--- SUPPLIED DATA ---
= = =

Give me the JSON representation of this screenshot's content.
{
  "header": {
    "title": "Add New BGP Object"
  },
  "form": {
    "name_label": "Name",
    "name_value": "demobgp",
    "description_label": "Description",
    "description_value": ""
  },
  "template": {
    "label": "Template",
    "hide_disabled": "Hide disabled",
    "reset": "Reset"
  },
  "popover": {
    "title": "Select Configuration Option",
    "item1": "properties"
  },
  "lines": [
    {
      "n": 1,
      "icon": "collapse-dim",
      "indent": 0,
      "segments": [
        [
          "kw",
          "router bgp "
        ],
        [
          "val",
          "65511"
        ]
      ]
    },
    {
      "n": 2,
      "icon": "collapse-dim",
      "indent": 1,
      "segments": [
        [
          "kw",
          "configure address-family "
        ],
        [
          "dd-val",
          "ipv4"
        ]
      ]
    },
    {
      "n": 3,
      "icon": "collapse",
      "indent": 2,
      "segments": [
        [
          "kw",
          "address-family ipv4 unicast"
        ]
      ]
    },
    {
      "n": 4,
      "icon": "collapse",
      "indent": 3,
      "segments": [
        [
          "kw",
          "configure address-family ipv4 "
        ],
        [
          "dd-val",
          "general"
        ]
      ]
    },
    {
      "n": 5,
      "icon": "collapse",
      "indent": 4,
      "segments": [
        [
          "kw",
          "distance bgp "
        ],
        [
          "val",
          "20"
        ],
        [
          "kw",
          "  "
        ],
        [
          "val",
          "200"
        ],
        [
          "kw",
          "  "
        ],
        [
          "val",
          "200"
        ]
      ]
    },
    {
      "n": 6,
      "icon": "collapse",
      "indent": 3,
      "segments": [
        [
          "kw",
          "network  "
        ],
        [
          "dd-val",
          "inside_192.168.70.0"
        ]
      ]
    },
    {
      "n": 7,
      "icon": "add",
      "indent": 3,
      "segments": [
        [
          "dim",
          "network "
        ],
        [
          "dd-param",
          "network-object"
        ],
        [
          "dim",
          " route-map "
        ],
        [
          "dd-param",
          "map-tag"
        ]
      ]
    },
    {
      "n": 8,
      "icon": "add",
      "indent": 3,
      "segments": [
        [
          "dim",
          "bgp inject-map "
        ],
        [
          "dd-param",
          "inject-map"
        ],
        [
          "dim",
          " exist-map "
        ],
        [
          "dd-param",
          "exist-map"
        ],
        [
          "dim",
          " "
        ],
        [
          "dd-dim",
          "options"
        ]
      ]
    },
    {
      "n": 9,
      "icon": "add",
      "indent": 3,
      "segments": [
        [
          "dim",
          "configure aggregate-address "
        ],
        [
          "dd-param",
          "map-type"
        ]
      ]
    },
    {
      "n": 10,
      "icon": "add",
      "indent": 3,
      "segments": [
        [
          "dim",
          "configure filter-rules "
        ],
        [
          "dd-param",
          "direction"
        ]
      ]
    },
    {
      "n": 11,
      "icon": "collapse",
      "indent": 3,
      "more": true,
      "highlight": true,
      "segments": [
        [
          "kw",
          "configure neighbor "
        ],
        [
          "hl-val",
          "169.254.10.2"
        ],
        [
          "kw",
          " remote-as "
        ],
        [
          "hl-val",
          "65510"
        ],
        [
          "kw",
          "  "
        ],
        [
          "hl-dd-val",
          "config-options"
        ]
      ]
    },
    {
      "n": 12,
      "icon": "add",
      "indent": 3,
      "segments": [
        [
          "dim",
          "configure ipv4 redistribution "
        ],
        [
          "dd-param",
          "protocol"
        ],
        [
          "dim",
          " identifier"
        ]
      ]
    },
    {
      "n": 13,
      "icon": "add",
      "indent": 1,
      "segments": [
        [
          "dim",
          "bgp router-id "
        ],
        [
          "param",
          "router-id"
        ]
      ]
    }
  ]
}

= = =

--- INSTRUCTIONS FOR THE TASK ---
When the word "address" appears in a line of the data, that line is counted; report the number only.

--- WRITTEN SOLUTION ---
4